→ About this task:
Go through the records and report each line holding the string "screenshot".

→ Data records for software interfaces:
::::

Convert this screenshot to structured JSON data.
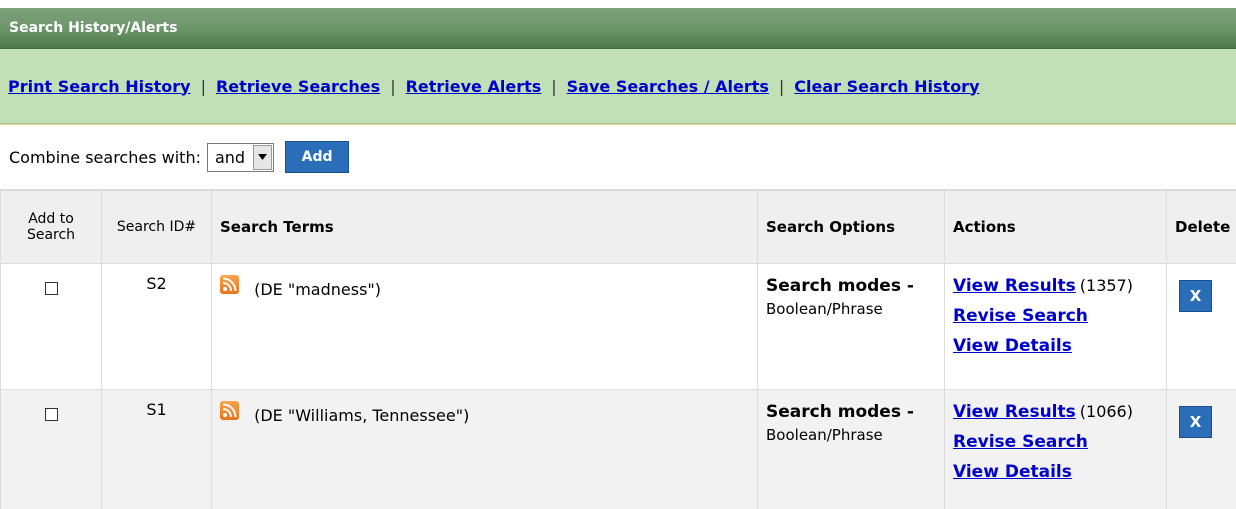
{
  "panel": {
    "title": "Search History/Alerts"
  },
  "links": [
    "Print Search History",
    "Retrieve Searches",
    "Retrieve Alerts",
    "Save Searches / Alerts",
    "Clear Search History"
  ],
  "link_separator": "|",
  "combine": {
    "label": "Combine searches with:",
    "selected": "and",
    "add_label": "Add"
  },
  "columns": {
    "add": "Add to Search",
    "id": "Search ID#",
    "terms": "Search Terms",
    "options": "Search Options",
    "actions": "Actions",
    "delete": "Delete"
  },
  "rows": [
    {
      "id": "S2",
      "terms": "(DE \"madness\")",
      "mode_label": "Search modes -",
      "mode_value": "Boolean/Phrase",
      "view_results": "View Results",
      "count": "(1357)",
      "revise": "Revise Search",
      "details": "View Details",
      "delete_label": "X"
    },
    {
      "id": "S1",
      "terms": "(DE \"Williams, Tennessee\")",
      "mode_label": "Search modes -",
      "mode_value": "Boolean/Phrase",
      "view_results": "View Results",
      "count": "(1066)",
      "revise": "Revise Search",
      "details": "View Details",
      "delete_label": "X"
    }
  ],
  "colors": {
    "title_bar": "#6b9468",
    "links_bar": "#c2e0b6",
    "link": "#0000cc",
    "button": "#2a6db8"
  },
  "icons": {
    "feed": "rss-feed-icon",
    "dropdown": "chevron-down-icon"
  }
}
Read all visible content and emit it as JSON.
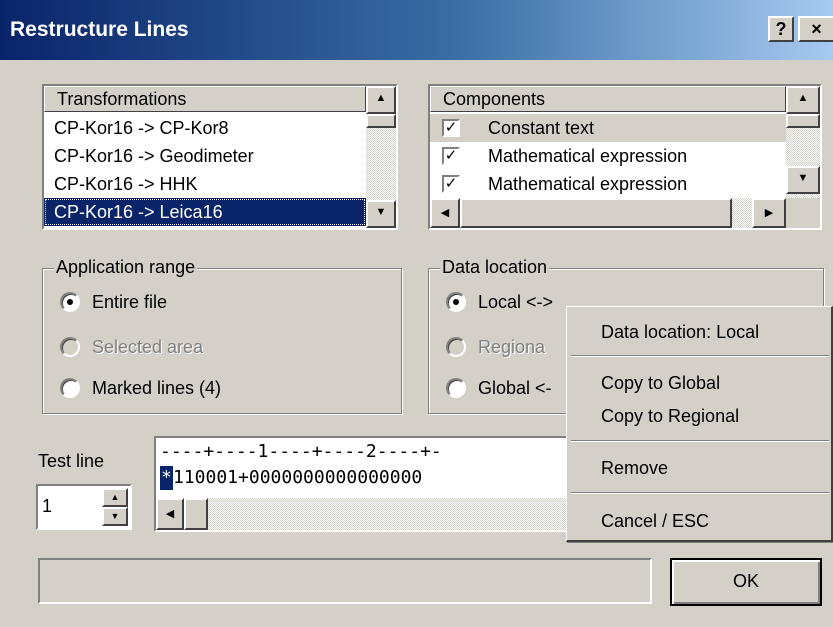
{
  "window": {
    "title": "Restructure Lines",
    "help_label": "?",
    "close_label": "×"
  },
  "transformations": {
    "header": "Transformations",
    "items": [
      "CP-Kor16 -> CP-Kor8",
      "CP-Kor16 -> Geodimeter",
      "CP-Kor16 -> HHK",
      "CP-Kor16 -> Leica16"
    ],
    "selected": "CP-Kor16 -> Leica16"
  },
  "components": {
    "header": "Components",
    "items": [
      {
        "label": "Constant text",
        "checked": true
      },
      {
        "label": "Mathematical expression",
        "checked": true
      },
      {
        "label": "Mathematical expression",
        "checked": true
      }
    ]
  },
  "application_range": {
    "legend": "Application range",
    "options": [
      {
        "label": "Entire file",
        "selected": true,
        "enabled": true
      },
      {
        "label": "Selected area",
        "selected": false,
        "enabled": false
      },
      {
        "label": "Marked lines (4)",
        "selected": false,
        "enabled": true
      }
    ]
  },
  "data_location": {
    "legend": "Data location",
    "options": [
      {
        "label": "Local <->",
        "selected": true,
        "enabled": true
      },
      {
        "label": "Regiona",
        "selected": false,
        "enabled": false
      },
      {
        "label": "Global <-",
        "selected": false,
        "enabled": true
      }
    ]
  },
  "test_line": {
    "label": "Test line",
    "value": "1",
    "ruler": "----+----1----+----2----+-",
    "cursor_char": "*",
    "content": "110001+0000000000000000"
  },
  "context_menu": {
    "items": [
      "Data location: Local",
      "Copy to Global",
      "Copy to Regional",
      "Remove",
      "Cancel / ESC"
    ]
  },
  "status": {
    "text": ""
  },
  "ok_label": "OK"
}
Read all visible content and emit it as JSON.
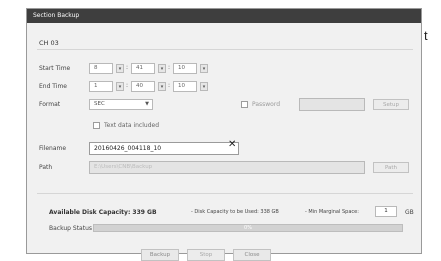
{
  "outside_text": "t",
  "dialog": {
    "title": "Section Backup",
    "channel": "CH 03",
    "start_time": {
      "label": "Start Time",
      "hour": "8",
      "minute": "41",
      "second": "10"
    },
    "end_time": {
      "label": "End Time",
      "hour": "1",
      "minute": "40",
      "second": "10"
    },
    "format": {
      "label": "Format",
      "value": "SEC",
      "arrow": "▼"
    },
    "password": {
      "label": "Password",
      "setup_label": "Setup"
    },
    "text_data": {
      "label": "Text data included"
    },
    "filename": {
      "label": "Filename",
      "value": "20160426_004118_10",
      "clear": "✕"
    },
    "path": {
      "label": "Path",
      "value": "E:\\Users\\CNB\\Backup",
      "button": "Path"
    },
    "disk": {
      "available_label": "Available Disk Capacity: 339 GB",
      "needed_label": "- Disk Capacity to be Used: 338 GB",
      "margin_label": "- Min Marginal Space:",
      "margin_value": "1",
      "margin_unit": "GB"
    },
    "status": {
      "label": "Backup Status",
      "percent": "0%",
      "progress": 0
    },
    "buttons": {
      "backup": "Backup",
      "stop": "Stop",
      "close": "Close"
    }
  }
}
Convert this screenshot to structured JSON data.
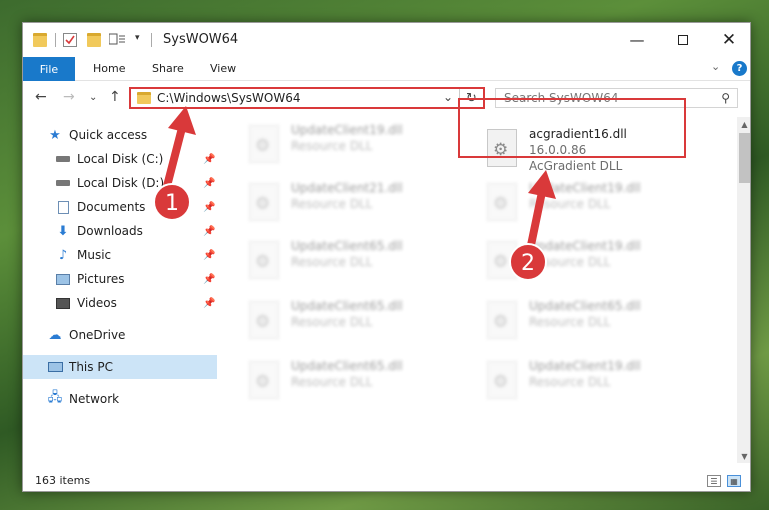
{
  "window": {
    "title": "SysWOW64"
  },
  "ribbon": {
    "tabs": [
      "File",
      "Home",
      "Share",
      "View"
    ],
    "help": "?"
  },
  "address": {
    "path": "C:\\Windows\\SysWOW64"
  },
  "search": {
    "placeholder": "Search SysWOW64"
  },
  "sidebar": {
    "items": [
      {
        "label": "Quick access",
        "icon": "star-icon"
      },
      {
        "label": "Local Disk (C:)",
        "icon": "drive-icon"
      },
      {
        "label": "Local Disk (D:)",
        "icon": "drive-icon"
      },
      {
        "label": "Documents",
        "icon": "documents-icon"
      },
      {
        "label": "Downloads",
        "icon": "download-icon"
      },
      {
        "label": "Music",
        "icon": "music-icon"
      },
      {
        "label": "Pictures",
        "icon": "pictures-icon"
      },
      {
        "label": "Videos",
        "icon": "videos-icon"
      },
      {
        "label": "OneDrive",
        "icon": "cloud-icon"
      },
      {
        "label": "This PC",
        "icon": "computer-icon"
      },
      {
        "label": "Network",
        "icon": "network-icon"
      }
    ]
  },
  "files": {
    "left": [
      {
        "name": "UpdateClient19.dll",
        "desc": "Resource DLL"
      },
      {
        "name": "UpdateClient21.dll",
        "desc": "Resource DLL"
      },
      {
        "name": "UpdateClient65.dll",
        "desc": "Resource DLL"
      },
      {
        "name": "UpdateClient65.dll",
        "desc": "Resource DLL"
      },
      {
        "name": "UpdateClient65.dll",
        "desc": "Resource DLL"
      }
    ],
    "right": [
      {
        "name": "acgradient16.dll",
        "desc": "16.0.0.86",
        "desc2": "AcGradient DLL"
      },
      {
        "name": "UpdateClient19.dll",
        "desc": "Resource DLL"
      },
      {
        "name": "UpdateClient19.dll",
        "desc": "Resource DLL"
      },
      {
        "name": "UpdateClient65.dll",
        "desc": "Resource DLL"
      },
      {
        "name": "UpdateClient19.dll",
        "desc": "Resource DLL"
      }
    ]
  },
  "status": {
    "count": "163 items"
  },
  "annotations": {
    "badge1": "1",
    "badge2": "2",
    "color": "#d9393a"
  }
}
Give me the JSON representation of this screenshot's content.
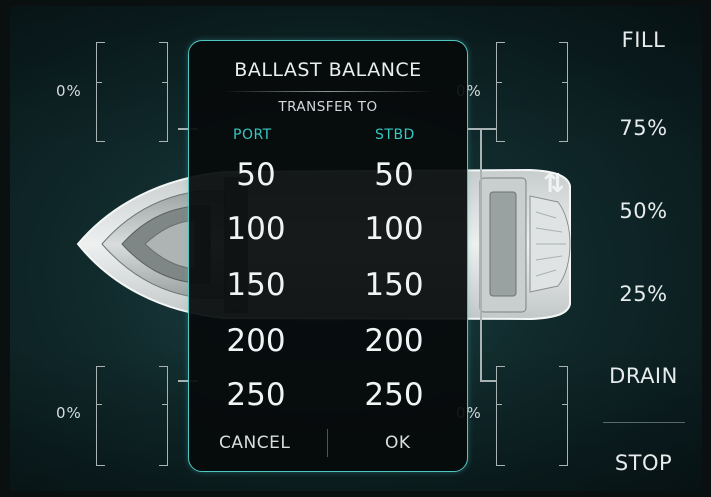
{
  "tanks": {
    "port_front": "0%",
    "stbd_front": "0%",
    "port_rear": "0%",
    "stbd_rear": "0%"
  },
  "dialog": {
    "title": "BALLAST BALANCE",
    "subtitle": "TRANSFER TO",
    "port_label": "PORT",
    "stbd_label": "STBD",
    "port_values": [
      "50",
      "100",
      "150",
      "200",
      "250"
    ],
    "stbd_values": [
      "50",
      "100",
      "150",
      "200",
      "250"
    ],
    "cancel_label": "CANCEL",
    "ok_label": "OK"
  },
  "right_panel": {
    "fill": "FILL",
    "p75": "75%",
    "p50": "50%",
    "p25": "25%",
    "drain": "DRAIN",
    "stop": "STOP"
  },
  "icons": {
    "transfer": "transfer-arrows-icon",
    "glyph": "⇅"
  },
  "colors": {
    "accent": "#4fc7c4",
    "column_heading": "#39c7c1",
    "background": "#10292b"
  }
}
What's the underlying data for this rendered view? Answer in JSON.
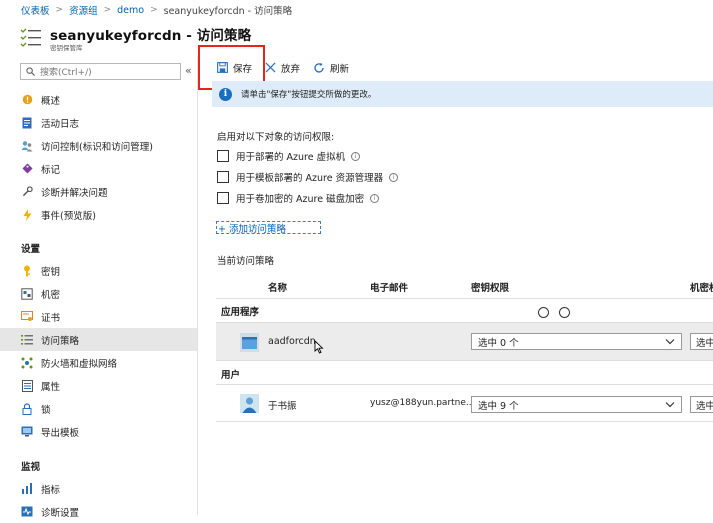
{
  "breadcrumb": {
    "items": [
      "仪表板",
      "资源组",
      "demo",
      "seanyukeyforcdn - 访问策略"
    ],
    "separator": ">"
  },
  "header": {
    "title": "seanyukeyforcdn - 访问策略",
    "subtitle": "密钥保管库",
    "icon": "list-policy-icon"
  },
  "sidebar": {
    "search_placeholder": "搜索(Ctrl+/)",
    "collapse": "«",
    "items_top": [
      {
        "label": "概述",
        "icon": "overview-icon"
      },
      {
        "label": "活动日志",
        "icon": "activity-log-icon"
      },
      {
        "label": "访问控制(标识和访问管理)",
        "icon": "iam-icon"
      },
      {
        "label": "标记",
        "icon": "tag-icon"
      },
      {
        "label": "诊断并解决问题",
        "icon": "wrench-icon"
      },
      {
        "label": "事件(预览版)",
        "icon": "lightning-icon"
      }
    ],
    "section_settings": "设置",
    "items_settings": [
      {
        "label": "密钥",
        "icon": "key-icon"
      },
      {
        "label": "机密",
        "icon": "secret-icon"
      },
      {
        "label": "证书",
        "icon": "certificate-icon"
      },
      {
        "label": "访问策略",
        "icon": "access-policy-icon",
        "active": true
      },
      {
        "label": "防火墙和虚拟网络",
        "icon": "firewall-icon"
      },
      {
        "label": "属性",
        "icon": "properties-icon"
      },
      {
        "label": "锁",
        "icon": "lock-icon"
      },
      {
        "label": "导出模板",
        "icon": "export-template-icon"
      }
    ],
    "section_monitor": "监视",
    "items_monitor": [
      {
        "label": "指标",
        "icon": "metrics-icon"
      },
      {
        "label": "诊断设置",
        "icon": "diagnostics-icon"
      }
    ]
  },
  "toolbar": {
    "save": "保存",
    "discard": "放弃",
    "refresh": "刷新"
  },
  "info_bar": {
    "text": "请单击\"保存\"按钮提交所做的更改。"
  },
  "access": {
    "enable_label": "启用对以下对象的访问权限:",
    "checkboxes": [
      {
        "label": "用于部署的 Azure 虚拟机",
        "checked": false
      },
      {
        "label": "用于模板部署的 Azure 资源管理器",
        "checked": false
      },
      {
        "label": "用于卷加密的 Azure 磁盘加密",
        "checked": false
      }
    ],
    "add_policy": "+ 添加访问策略",
    "current_label": "当前访问策略"
  },
  "table": {
    "headers": [
      "名称",
      "电子邮件",
      "密钥权限",
      "机密权"
    ],
    "groups": [
      {
        "label": "应用程序",
        "rows": [
          {
            "name": "aadforcdn",
            "email": "",
            "key_perm": "选中 0 个",
            "secret_perm": "选中",
            "avatar": "app-avatar"
          }
        ]
      },
      {
        "label": "用户",
        "rows": [
          {
            "name": "于书振",
            "email": "yusz@188yun.partne...",
            "key_perm": "选中 9 个",
            "secret_perm": "选中",
            "avatar": "user-avatar"
          }
        ]
      }
    ]
  },
  "colors": {
    "accent": "#0062ad",
    "info_bg": "#deecf9",
    "highlight": "#e8241f",
    "active_nav": "#e6e6e6"
  }
}
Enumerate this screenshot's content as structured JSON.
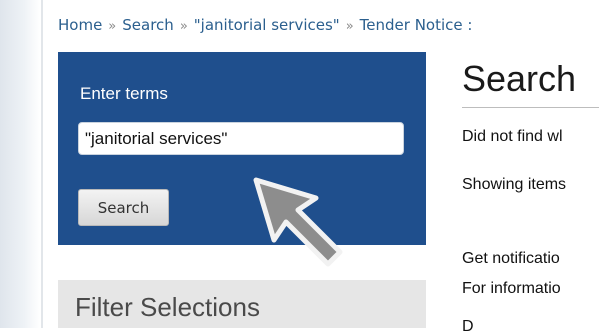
{
  "breadcrumb": {
    "items": [
      "Home",
      "Search",
      "\"janitorial services\"",
      "Tender Notice :"
    ],
    "separator": "»"
  },
  "search_panel": {
    "label": "Enter terms",
    "input_value": "\"janitorial services\"",
    "button_label": "Search"
  },
  "filter": {
    "title": "Filter Selections"
  },
  "main": {
    "title": "Search",
    "lines": [
      "Did not find wl",
      "Showing items",
      "Get notificatio",
      "For informatio",
      "D"
    ]
  },
  "icons": {
    "cursor": "pointer-arrow-icon"
  },
  "colors": {
    "panel_bg": "#1f4f8d",
    "link": "#2b5f8e",
    "filter_bg": "#e6e6e6"
  }
}
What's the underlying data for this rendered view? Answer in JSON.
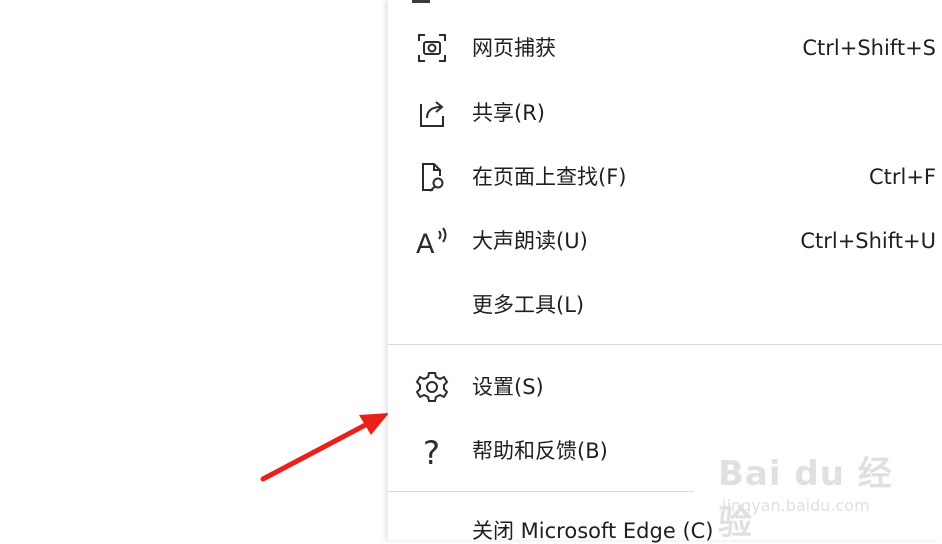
{
  "menu": {
    "items": [
      {
        "label": "网页捕获",
        "shortcut": "Ctrl+Shift+S",
        "icon": "web-capture-icon"
      },
      {
        "label": "共享(R)",
        "shortcut": "",
        "icon": "share-icon"
      },
      {
        "label": "在页面上查找(F)",
        "shortcut": "Ctrl+F",
        "icon": "find-on-page-icon"
      },
      {
        "label": "大声朗读(U)",
        "shortcut": "Ctrl+Shift+U",
        "icon": "read-aloud-icon"
      },
      {
        "label": "更多工具(L)",
        "shortcut": "",
        "icon": ""
      },
      {
        "label": "设置(S)",
        "shortcut": "",
        "icon": "gear-icon"
      },
      {
        "label": "帮助和反馈(B)",
        "shortcut": "",
        "icon": "help-icon"
      },
      {
        "label": "关闭 Microsoft Edge (C)",
        "shortcut": "",
        "icon": ""
      }
    ]
  },
  "icons": {
    "read_aloud_glyph": "A",
    "help_glyph": "?"
  },
  "watermark": {
    "logo": "Bai du 经验",
    "url": "jingyan.baidu.com"
  },
  "colors": {
    "arrow": "#e8221b",
    "text": "#1f1f1f",
    "divider": "#dcdcdc"
  }
}
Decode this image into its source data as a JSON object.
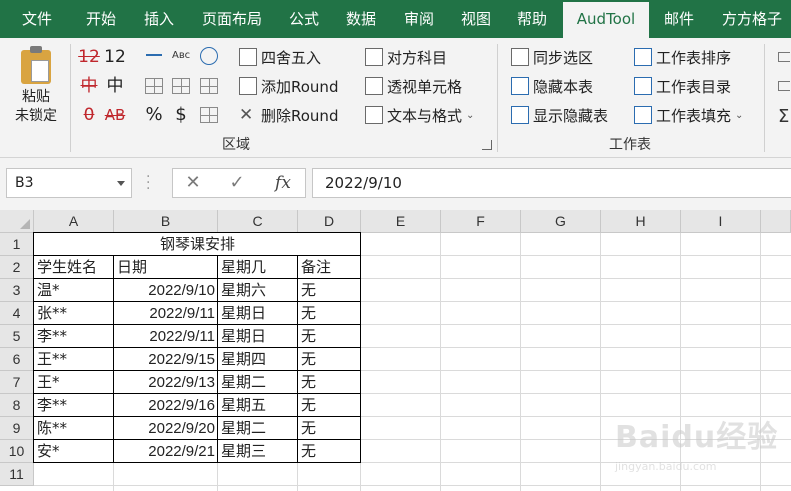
{
  "tabs": [
    {
      "label": "文件",
      "active": false
    },
    {
      "label": "开始",
      "active": false
    },
    {
      "label": "插入",
      "active": false
    },
    {
      "label": "页面布局",
      "active": false
    },
    {
      "label": "公式",
      "active": false
    },
    {
      "label": "数据",
      "active": false
    },
    {
      "label": "审阅",
      "active": false
    },
    {
      "label": "视图",
      "active": false
    },
    {
      "label": "帮助",
      "active": false
    },
    {
      "label": "AudTool",
      "active": true
    },
    {
      "label": "邮件",
      "active": false
    },
    {
      "label": "方方格子",
      "active": false
    }
  ],
  "ribbon": {
    "paste": {
      "line1": "粘贴",
      "line2": "未锁定"
    },
    "font_glyphs": [
      "12",
      "12",
      "中",
      "中",
      "0",
      "AB"
    ],
    "symbol_glyphs": [
      "%",
      "$"
    ],
    "round_buttons": [
      "四舍五入",
      "添加Round",
      "删除Round"
    ],
    "subject_buttons": [
      "对方科目",
      "透视单元格",
      "文本与格式"
    ],
    "region_label": "区域",
    "sheet_buttons_left": [
      "同步选区",
      "隐藏本表",
      "显示隐藏表"
    ],
    "sheet_buttons_right": [
      "工作表排序",
      "工作表目录",
      "工作表填充"
    ],
    "sheet_label": "工作表",
    "accent_color": "#217346"
  },
  "formula_bar": {
    "name_box": "B3",
    "fx_label": "fx",
    "content": "2022/9/10"
  },
  "sheet": {
    "columns": [
      "A",
      "B",
      "C",
      "D",
      "E",
      "F",
      "G",
      "H",
      "I"
    ],
    "rows": [
      "1",
      "2",
      "3",
      "4",
      "5",
      "6",
      "7",
      "8",
      "9",
      "10",
      "11"
    ],
    "title": "钢琴课安排",
    "headers": [
      "学生姓名",
      "日期",
      "星期几",
      "备注"
    ],
    "data": [
      [
        "温*",
        "2022/9/10",
        "星期六",
        "无"
      ],
      [
        "张**",
        "2022/9/11",
        "星期日",
        "无"
      ],
      [
        "李**",
        "2022/9/11",
        "星期日",
        "无"
      ],
      [
        "王**",
        "2022/9/15",
        "星期四",
        "无"
      ],
      [
        "王*",
        "2022/9/13",
        "星期二",
        "无"
      ],
      [
        "李**",
        "2022/9/16",
        "星期五",
        "无"
      ],
      [
        "陈**",
        "2022/9/20",
        "星期二",
        "无"
      ],
      [
        "安*",
        "2022/9/21",
        "星期三",
        "无"
      ]
    ]
  },
  "watermark": {
    "brand": "Baidu经验",
    "url": "jingyan.baidu.com"
  }
}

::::

→ Solution to the exercise:
Convert this screenshot to structured JSON data.
Convert this screenshot to structured JSON data.
Give me the JSON representation of this screenshot's content.
Enumerate this screenshot's content as structured JSON.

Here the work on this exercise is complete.